### WHAT THE TASK ASKS
From the entries below, please gather each line containing the string "status".

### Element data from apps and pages
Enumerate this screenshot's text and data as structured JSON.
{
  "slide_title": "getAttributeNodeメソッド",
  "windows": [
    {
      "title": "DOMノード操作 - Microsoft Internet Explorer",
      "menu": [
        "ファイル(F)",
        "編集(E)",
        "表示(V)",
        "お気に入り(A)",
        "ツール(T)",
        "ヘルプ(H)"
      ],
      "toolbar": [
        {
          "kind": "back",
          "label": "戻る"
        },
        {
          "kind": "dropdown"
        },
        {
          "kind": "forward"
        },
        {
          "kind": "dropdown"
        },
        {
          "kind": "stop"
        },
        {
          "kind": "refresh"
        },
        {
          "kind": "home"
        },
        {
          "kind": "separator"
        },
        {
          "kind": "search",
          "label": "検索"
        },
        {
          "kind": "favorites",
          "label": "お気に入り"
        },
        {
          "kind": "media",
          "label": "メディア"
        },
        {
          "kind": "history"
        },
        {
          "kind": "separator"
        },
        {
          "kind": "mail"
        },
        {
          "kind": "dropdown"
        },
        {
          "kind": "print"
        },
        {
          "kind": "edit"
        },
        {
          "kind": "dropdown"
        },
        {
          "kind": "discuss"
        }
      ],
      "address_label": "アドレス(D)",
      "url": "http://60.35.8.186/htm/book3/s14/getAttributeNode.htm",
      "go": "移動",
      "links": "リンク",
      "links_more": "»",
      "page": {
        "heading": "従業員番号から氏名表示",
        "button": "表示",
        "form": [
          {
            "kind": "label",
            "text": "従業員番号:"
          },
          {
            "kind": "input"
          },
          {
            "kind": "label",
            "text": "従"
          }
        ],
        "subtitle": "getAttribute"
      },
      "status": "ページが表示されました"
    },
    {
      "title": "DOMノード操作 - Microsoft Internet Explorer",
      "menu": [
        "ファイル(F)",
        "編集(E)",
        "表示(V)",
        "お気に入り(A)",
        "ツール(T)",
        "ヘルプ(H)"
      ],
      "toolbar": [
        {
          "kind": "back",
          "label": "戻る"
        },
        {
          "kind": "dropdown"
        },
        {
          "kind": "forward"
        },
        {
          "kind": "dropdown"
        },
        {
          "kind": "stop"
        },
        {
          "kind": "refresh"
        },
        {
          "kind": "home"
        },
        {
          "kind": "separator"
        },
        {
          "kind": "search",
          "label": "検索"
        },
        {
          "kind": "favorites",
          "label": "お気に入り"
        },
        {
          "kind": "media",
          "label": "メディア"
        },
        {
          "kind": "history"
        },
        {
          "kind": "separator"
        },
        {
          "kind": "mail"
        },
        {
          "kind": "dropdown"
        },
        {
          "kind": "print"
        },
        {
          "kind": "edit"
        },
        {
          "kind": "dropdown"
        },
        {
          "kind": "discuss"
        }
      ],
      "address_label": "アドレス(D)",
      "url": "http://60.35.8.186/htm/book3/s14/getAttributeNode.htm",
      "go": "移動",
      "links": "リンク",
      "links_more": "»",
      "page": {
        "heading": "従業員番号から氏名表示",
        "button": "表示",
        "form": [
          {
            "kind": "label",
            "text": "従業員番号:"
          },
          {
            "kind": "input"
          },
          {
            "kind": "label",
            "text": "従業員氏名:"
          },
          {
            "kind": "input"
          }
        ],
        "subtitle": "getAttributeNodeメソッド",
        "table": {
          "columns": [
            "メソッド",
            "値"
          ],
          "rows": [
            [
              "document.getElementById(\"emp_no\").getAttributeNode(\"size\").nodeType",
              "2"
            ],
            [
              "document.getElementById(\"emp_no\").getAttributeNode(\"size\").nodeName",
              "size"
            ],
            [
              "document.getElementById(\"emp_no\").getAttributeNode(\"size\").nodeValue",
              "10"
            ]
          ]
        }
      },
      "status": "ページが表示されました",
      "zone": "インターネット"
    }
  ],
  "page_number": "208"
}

### ANSWER SPACE
      "status": "ページが表示されました"
      "status": "ページが表示されました",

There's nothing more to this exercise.